## Task prompt
Scan the data below for the string "content". Copy every line where it appears.

## Exercise data
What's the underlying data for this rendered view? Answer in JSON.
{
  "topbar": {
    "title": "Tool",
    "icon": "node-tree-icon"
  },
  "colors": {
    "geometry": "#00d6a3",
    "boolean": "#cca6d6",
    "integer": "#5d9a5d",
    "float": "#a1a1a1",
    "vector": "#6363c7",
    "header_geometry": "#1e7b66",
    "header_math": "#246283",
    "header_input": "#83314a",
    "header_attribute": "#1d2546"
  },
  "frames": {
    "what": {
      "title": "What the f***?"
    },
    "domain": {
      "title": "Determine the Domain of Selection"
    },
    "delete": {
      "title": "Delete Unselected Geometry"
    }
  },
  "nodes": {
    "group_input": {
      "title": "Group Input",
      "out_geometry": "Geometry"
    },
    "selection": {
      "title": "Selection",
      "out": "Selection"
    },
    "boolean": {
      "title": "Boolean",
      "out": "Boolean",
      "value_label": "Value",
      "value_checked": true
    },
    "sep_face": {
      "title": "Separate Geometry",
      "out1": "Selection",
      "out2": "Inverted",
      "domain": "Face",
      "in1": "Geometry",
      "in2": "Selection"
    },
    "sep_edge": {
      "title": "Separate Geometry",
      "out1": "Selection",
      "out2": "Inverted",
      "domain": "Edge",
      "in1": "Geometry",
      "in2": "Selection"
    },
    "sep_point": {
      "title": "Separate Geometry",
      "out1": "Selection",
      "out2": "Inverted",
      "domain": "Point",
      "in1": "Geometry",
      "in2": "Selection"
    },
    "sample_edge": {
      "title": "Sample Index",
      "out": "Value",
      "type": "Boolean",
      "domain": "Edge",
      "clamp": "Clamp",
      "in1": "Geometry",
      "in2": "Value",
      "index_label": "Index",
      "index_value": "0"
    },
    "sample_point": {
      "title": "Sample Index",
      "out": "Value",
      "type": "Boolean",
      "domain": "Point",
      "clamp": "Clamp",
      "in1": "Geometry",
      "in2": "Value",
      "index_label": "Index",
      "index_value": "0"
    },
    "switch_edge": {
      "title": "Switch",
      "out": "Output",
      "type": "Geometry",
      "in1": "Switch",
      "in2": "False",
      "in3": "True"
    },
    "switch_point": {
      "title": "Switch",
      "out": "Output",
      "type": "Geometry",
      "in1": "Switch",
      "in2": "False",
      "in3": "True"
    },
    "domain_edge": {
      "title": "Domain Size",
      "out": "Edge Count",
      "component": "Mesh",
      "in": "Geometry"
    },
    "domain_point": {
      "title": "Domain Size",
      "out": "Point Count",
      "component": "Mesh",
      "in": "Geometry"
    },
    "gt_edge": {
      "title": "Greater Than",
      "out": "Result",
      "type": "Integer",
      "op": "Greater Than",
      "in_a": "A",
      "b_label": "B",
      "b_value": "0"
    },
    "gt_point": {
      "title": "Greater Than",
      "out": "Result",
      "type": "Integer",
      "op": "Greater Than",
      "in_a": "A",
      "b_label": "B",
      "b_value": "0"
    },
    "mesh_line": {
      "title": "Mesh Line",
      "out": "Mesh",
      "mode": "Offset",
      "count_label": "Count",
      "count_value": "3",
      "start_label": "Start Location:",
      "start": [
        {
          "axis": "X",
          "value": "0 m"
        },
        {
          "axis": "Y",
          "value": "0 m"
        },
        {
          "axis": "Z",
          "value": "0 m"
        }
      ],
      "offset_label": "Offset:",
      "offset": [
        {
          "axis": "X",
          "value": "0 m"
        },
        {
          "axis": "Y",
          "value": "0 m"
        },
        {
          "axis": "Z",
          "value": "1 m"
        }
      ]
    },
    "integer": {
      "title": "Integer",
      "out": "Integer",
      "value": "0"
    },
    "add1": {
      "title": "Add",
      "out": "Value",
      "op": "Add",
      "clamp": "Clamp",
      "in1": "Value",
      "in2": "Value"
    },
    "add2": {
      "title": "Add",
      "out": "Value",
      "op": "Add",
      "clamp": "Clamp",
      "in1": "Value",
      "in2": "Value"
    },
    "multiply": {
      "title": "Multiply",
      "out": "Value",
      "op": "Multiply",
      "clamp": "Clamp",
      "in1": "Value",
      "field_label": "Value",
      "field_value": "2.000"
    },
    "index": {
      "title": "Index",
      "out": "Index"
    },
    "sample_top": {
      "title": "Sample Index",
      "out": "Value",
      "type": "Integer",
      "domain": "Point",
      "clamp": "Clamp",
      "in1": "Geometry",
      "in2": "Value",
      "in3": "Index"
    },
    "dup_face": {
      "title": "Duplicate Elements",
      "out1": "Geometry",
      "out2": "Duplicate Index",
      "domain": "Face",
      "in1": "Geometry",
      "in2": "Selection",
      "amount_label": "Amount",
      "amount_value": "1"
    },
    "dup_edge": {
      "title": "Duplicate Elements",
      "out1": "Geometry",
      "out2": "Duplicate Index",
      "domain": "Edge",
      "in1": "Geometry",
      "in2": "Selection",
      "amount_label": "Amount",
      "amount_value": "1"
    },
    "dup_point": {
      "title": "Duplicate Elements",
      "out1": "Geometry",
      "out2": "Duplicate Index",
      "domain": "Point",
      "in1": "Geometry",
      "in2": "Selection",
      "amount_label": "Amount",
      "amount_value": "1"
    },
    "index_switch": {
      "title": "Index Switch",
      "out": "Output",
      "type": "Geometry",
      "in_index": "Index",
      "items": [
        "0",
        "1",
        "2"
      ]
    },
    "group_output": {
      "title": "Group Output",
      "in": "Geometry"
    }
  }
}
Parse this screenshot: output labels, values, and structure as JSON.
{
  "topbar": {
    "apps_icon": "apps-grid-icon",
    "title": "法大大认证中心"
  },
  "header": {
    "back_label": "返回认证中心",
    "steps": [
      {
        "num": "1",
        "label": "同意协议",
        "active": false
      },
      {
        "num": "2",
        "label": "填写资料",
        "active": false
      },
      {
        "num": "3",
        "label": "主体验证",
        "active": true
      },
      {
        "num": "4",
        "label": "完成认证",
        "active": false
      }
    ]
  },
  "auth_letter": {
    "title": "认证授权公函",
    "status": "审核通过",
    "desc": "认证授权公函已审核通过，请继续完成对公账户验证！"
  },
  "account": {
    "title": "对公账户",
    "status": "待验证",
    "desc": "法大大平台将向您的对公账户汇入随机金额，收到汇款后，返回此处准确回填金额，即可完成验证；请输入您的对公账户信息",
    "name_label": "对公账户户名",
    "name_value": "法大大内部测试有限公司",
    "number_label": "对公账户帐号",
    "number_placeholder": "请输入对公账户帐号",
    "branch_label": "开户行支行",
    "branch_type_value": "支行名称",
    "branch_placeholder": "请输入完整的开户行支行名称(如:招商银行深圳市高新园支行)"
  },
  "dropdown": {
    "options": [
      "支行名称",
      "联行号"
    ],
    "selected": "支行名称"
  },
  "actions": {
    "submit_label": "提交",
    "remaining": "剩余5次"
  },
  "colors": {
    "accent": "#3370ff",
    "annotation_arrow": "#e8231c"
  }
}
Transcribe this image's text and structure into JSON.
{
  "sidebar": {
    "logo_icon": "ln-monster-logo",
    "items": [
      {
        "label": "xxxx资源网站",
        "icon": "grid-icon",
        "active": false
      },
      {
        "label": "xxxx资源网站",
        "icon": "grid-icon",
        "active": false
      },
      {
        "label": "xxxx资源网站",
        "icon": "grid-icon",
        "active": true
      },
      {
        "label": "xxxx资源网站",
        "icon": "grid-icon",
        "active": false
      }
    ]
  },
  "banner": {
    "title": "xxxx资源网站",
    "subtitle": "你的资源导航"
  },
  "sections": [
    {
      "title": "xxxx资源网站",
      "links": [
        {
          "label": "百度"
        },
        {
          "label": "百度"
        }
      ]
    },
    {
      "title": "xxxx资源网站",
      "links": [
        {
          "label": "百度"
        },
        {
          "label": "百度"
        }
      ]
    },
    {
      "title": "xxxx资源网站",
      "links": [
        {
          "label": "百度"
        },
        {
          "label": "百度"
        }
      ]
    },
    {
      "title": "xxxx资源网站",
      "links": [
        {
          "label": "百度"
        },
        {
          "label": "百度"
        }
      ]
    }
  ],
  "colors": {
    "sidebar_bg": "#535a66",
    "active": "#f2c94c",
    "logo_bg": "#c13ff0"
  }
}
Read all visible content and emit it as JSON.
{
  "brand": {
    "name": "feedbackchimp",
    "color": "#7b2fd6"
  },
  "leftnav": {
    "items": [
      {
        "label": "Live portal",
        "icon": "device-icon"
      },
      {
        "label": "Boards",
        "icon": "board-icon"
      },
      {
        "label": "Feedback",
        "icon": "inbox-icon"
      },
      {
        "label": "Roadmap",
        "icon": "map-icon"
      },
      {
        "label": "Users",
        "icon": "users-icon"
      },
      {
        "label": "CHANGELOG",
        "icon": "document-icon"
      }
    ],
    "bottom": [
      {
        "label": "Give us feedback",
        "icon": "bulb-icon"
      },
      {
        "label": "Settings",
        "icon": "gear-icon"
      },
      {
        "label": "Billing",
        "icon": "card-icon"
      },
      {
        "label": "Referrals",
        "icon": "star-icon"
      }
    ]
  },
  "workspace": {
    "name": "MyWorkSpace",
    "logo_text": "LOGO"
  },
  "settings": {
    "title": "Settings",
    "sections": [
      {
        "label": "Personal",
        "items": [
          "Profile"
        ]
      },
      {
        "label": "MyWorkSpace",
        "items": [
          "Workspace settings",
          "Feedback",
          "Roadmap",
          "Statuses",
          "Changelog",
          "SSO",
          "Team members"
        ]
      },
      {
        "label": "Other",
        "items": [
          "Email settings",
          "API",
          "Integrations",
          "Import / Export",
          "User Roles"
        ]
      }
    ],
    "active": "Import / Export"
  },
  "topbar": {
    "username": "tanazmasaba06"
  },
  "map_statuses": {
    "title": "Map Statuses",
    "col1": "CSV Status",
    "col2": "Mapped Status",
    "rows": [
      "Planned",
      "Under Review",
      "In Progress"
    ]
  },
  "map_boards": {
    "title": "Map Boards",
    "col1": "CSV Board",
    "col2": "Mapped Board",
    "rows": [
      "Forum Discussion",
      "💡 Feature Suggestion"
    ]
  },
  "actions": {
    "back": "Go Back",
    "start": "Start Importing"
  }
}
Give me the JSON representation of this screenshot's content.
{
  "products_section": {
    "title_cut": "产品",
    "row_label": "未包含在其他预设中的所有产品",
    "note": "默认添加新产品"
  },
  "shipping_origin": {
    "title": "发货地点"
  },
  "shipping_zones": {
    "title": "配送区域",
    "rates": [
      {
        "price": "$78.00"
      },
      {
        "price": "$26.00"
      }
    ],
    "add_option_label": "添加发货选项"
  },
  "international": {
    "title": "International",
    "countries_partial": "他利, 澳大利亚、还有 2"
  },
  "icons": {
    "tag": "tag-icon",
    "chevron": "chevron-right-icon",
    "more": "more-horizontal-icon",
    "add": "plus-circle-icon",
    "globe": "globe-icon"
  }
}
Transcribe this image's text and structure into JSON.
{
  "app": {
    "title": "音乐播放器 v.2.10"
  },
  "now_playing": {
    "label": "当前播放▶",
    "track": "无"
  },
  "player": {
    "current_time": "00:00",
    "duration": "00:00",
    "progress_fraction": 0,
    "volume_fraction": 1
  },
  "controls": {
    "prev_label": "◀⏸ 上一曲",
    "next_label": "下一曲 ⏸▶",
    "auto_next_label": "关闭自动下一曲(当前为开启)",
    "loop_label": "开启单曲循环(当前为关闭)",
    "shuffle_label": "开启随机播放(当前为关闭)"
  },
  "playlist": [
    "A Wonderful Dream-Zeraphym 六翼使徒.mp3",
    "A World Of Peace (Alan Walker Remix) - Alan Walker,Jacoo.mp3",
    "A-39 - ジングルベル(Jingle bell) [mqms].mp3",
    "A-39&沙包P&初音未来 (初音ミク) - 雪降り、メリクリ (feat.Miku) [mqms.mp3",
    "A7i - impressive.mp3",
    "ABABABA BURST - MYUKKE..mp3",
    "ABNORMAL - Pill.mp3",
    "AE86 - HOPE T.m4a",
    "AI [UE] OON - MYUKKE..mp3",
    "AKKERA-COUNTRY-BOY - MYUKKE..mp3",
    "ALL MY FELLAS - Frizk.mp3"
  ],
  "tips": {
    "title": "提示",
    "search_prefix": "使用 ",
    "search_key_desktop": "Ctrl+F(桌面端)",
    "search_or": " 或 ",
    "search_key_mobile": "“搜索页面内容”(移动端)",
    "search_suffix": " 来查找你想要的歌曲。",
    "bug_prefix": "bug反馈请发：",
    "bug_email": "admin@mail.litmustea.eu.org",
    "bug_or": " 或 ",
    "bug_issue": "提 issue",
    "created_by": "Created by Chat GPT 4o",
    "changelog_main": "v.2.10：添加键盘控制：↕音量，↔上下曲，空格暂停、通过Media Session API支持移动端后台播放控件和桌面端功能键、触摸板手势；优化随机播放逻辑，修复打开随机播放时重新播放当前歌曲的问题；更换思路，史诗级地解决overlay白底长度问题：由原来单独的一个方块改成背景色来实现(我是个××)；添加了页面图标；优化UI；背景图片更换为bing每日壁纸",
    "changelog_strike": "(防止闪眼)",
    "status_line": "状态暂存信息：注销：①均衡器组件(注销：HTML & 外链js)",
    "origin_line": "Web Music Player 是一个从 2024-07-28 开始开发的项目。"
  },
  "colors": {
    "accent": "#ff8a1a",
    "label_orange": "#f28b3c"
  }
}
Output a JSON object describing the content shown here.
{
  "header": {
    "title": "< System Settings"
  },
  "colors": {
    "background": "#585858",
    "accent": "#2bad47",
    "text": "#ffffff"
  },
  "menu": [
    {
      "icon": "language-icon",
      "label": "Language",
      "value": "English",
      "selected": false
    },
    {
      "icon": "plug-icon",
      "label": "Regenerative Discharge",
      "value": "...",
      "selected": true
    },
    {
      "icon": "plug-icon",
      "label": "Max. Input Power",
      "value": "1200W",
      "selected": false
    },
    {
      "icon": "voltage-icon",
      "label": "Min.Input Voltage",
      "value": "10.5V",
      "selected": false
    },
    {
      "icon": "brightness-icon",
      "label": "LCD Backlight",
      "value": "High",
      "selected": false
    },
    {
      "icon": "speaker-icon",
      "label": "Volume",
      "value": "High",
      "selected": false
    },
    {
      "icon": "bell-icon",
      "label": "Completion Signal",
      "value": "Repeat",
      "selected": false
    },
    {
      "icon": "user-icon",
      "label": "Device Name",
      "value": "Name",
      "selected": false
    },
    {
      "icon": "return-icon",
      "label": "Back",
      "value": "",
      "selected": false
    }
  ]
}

## Task output
Read all visible content and emit it as JSON.
Give me the JSON representation of this screenshot's content.
Output a JSON object describing the content shown here.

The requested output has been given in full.